After the democratic transformation of 1994, programs for land restitution, redistribution, and reform were instituted, but progress has been slow. The white minority still controls eighty percent of the land. In the wake of agricultural land invasions in Zimbabwe, the Department of Land Affairs has pledged to speed land redistribution. However, it is not certain whether dispossessed people who qualify for land redistribution can make profitable economic use of the land
Government. Political life in black African communities centered on the hereditary chieftaincy, in which the senior son of the highest or “great wife” of a chief succeeded his father. In practice, succession was not straightforward, and brothers, older sons of other wives, and widow regents all competed for power. Building large states or polities was difficult under those political conditions, but a number of African chiefs founded national kingdoms, including King Shaka of the Zulu.
European political life began with the Dutch East India Company in the Cape; this was more a mercantile administration than a government. With the transfer of the Cape to Britain in 1806, a true colonial government headed by an imperial governor and a parliamentary prime minister was installed.

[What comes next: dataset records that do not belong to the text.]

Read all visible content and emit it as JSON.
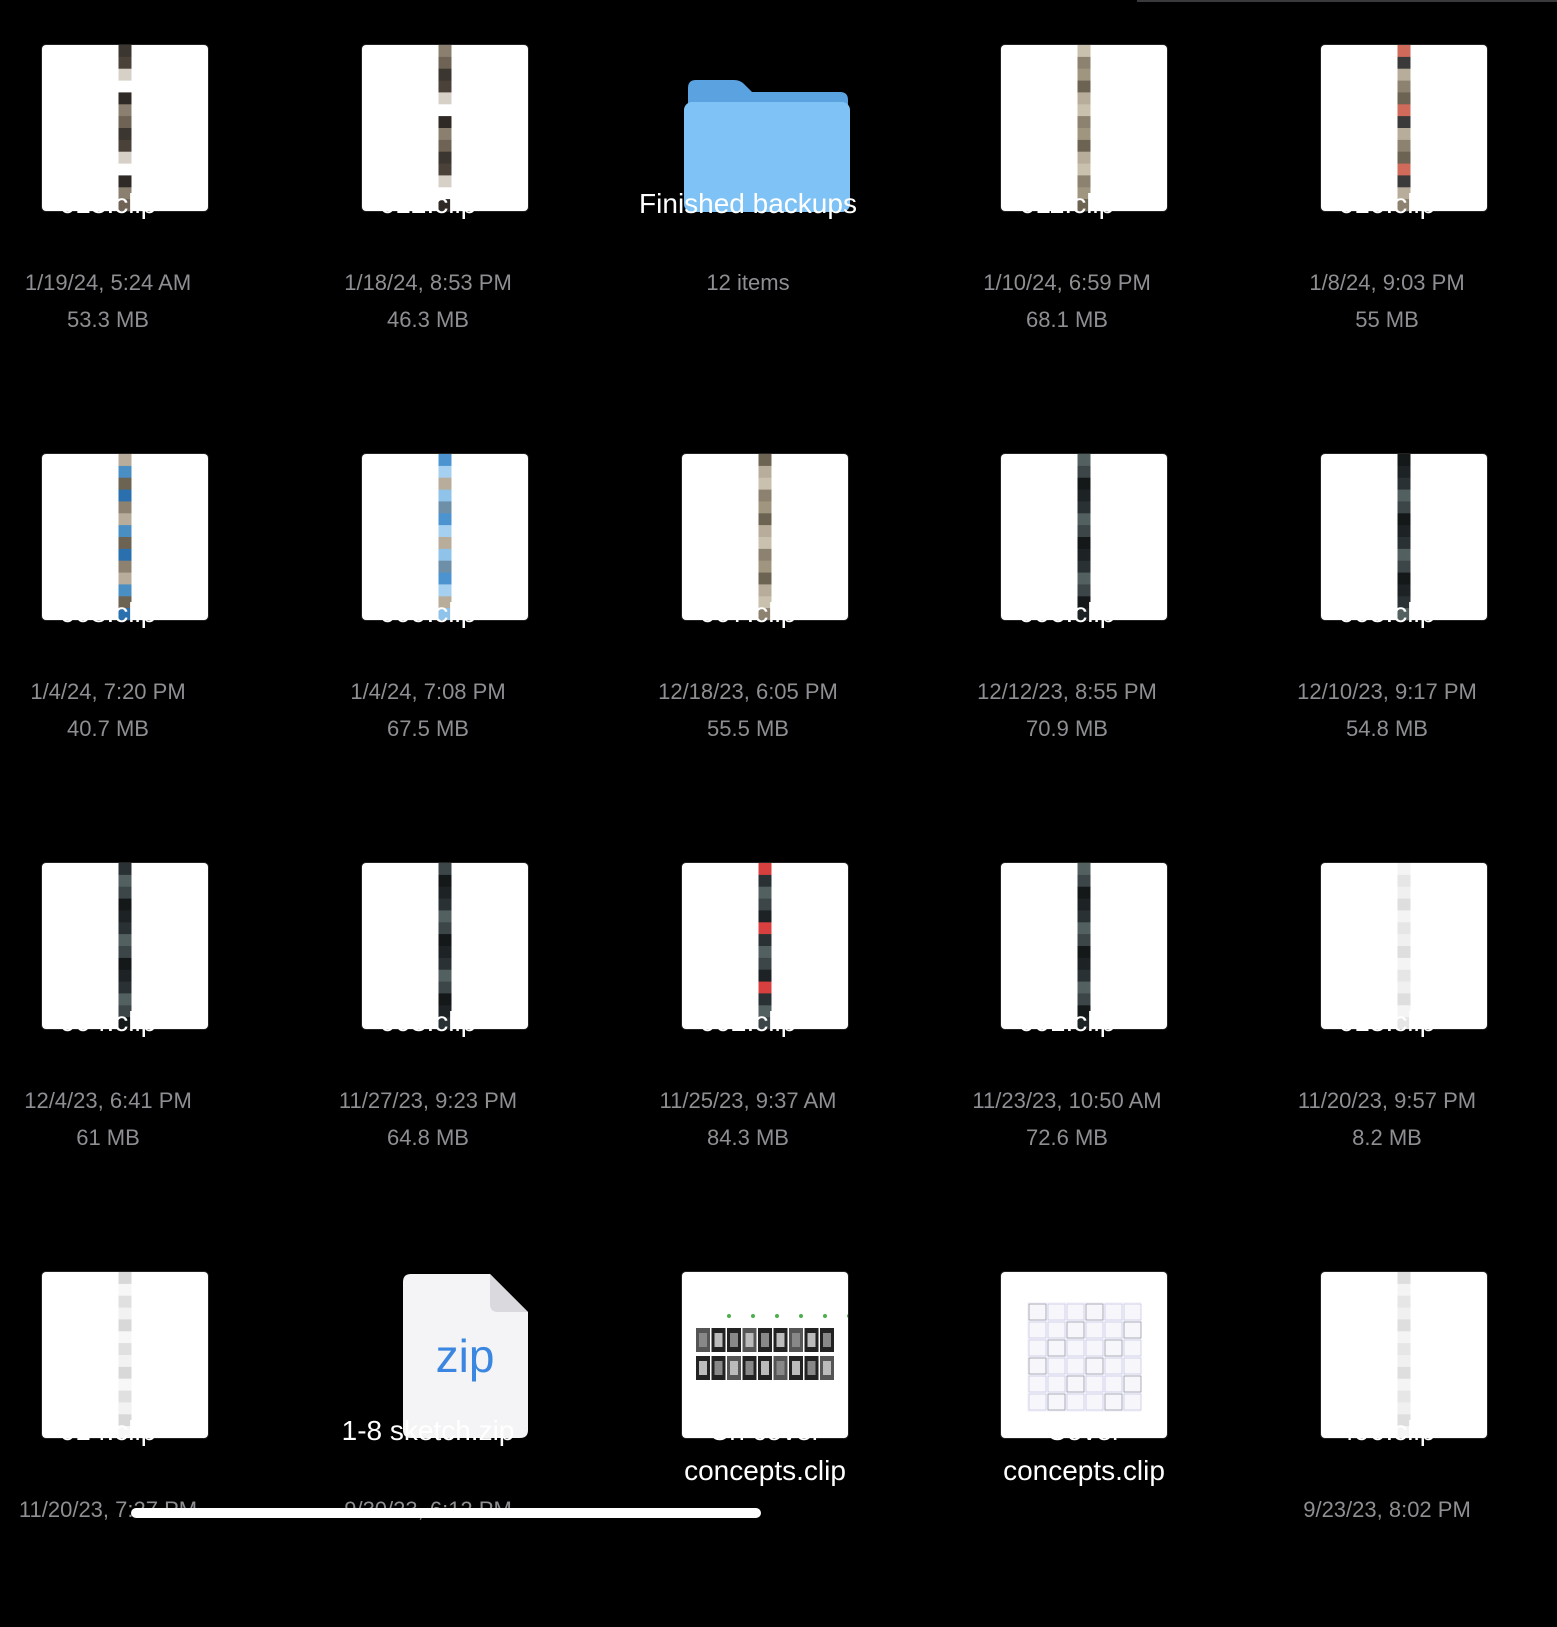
{
  "items": [
    {
      "name": "013.clip",
      "date": "1/19/24, 5:24 AM",
      "size": "53.3 MB",
      "kind": "clip",
      "strip": "mixed"
    },
    {
      "name": "012.clip",
      "date": "1/18/24, 8:53 PM",
      "size": "46.3 MB",
      "kind": "clip",
      "strip": "mixed"
    },
    {
      "name": "Finished backups",
      "date": "12 items",
      "size": "",
      "kind": "folder"
    },
    {
      "name": "011.clip",
      "date": "1/10/24, 6:59 PM",
      "size": "68.1 MB",
      "kind": "clip",
      "strip": "beige"
    },
    {
      "name": "010.clip",
      "date": "1/8/24, 9:03 PM",
      "size": "55 MB",
      "kind": "clip",
      "strip": "beige-red"
    },
    {
      "name": "008.clip",
      "date": "1/4/24, 7:20 PM",
      "size": "40.7 MB",
      "kind": "clip",
      "strip": "beige-blue"
    },
    {
      "name": "009.clip",
      "date": "1/4/24, 7:08 PM",
      "size": "67.5 MB",
      "kind": "clip",
      "strip": "blue"
    },
    {
      "name": "007.clip",
      "date": "12/18/23, 6:05 PM",
      "size": "55.5 MB",
      "kind": "clip",
      "strip": "beige"
    },
    {
      "name": "006.clip",
      "date": "12/12/23, 8:55 PM",
      "size": "70.9 MB",
      "kind": "clip",
      "strip": "dark"
    },
    {
      "name": "005.clip",
      "date": "12/10/23, 9:17 PM",
      "size": "54.8 MB",
      "kind": "clip",
      "strip": "dark"
    },
    {
      "name": "004.clip",
      "date": "12/4/23, 6:41 PM",
      "size": "61 MB",
      "kind": "clip",
      "strip": "dark"
    },
    {
      "name": "003.clip",
      "date": "11/27/23, 9:23 PM",
      "size": "64.8 MB",
      "kind": "clip",
      "strip": "dark"
    },
    {
      "name": "002.clip",
      "date": "11/25/23, 9:37 AM",
      "size": "84.3 MB",
      "kind": "clip",
      "strip": "dark-red"
    },
    {
      "name": "001.clip",
      "date": "11/23/23, 10:50 AM",
      "size": "72.6 MB",
      "kind": "clip",
      "strip": "dark"
    },
    {
      "name": "015.clip",
      "date": "11/20/23, 9:57 PM",
      "size": "8.2 MB",
      "kind": "clip",
      "strip": "light"
    },
    {
      "name": "014.clip",
      "date": "11/20/23, 7:27 PM",
      "size": "",
      "kind": "clip",
      "strip": "sketch"
    },
    {
      "name": "1-8 sketch.zip",
      "date": "9/30/23, 6:12 PM",
      "size": "",
      "kind": "zip",
      "zip_label": "zip"
    },
    {
      "name": "Ch cover concepts.clip",
      "date": "",
      "size": "",
      "kind": "cover"
    },
    {
      "name": "Cover concepts.clip",
      "date": "",
      "size": "",
      "kind": "sheet"
    },
    {
      "name": "490.clip",
      "date": "9/23/23, 8:02 PM",
      "size": "",
      "kind": "clip",
      "strip": "light"
    }
  ],
  "colors": {
    "background": "#000000",
    "title": "#ffffff",
    "meta": "#8e8e93",
    "folder_front": "#7fc2f5",
    "folder_back": "#5aa2e0",
    "zip_text": "#3a86e0"
  },
  "icons": {
    "folder": "folder-icon",
    "zip": "zip-document-icon"
  }
}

The legal system evolved as a blend of English common law and European Roman-Dutch law, and people of color, except for the few who attained the status of “free burgers,” had few legal rights or opportunities to participate in political life. In the 1830s, the British Crown Colony of Natal was founded on the coast of Zululand in the east. A decade later, Afrikaner emigrants from the Cape ( voortrekkers ), established the independent republics of the Orange Free State and the Transvaal, ruled by an elected president and a popular assembly called a volksraad . The founding and development of European colonies and republics began the long and bitter conflicts between African chiefs, British and Afrikaners, and whites and black Africans that have shaped the nation’s history. Since 1994, the country has had universal voting rights and a multi-party nonconstituency “party list” parliamentary system, with executive powers vested in a state president and a ministerial cabinet.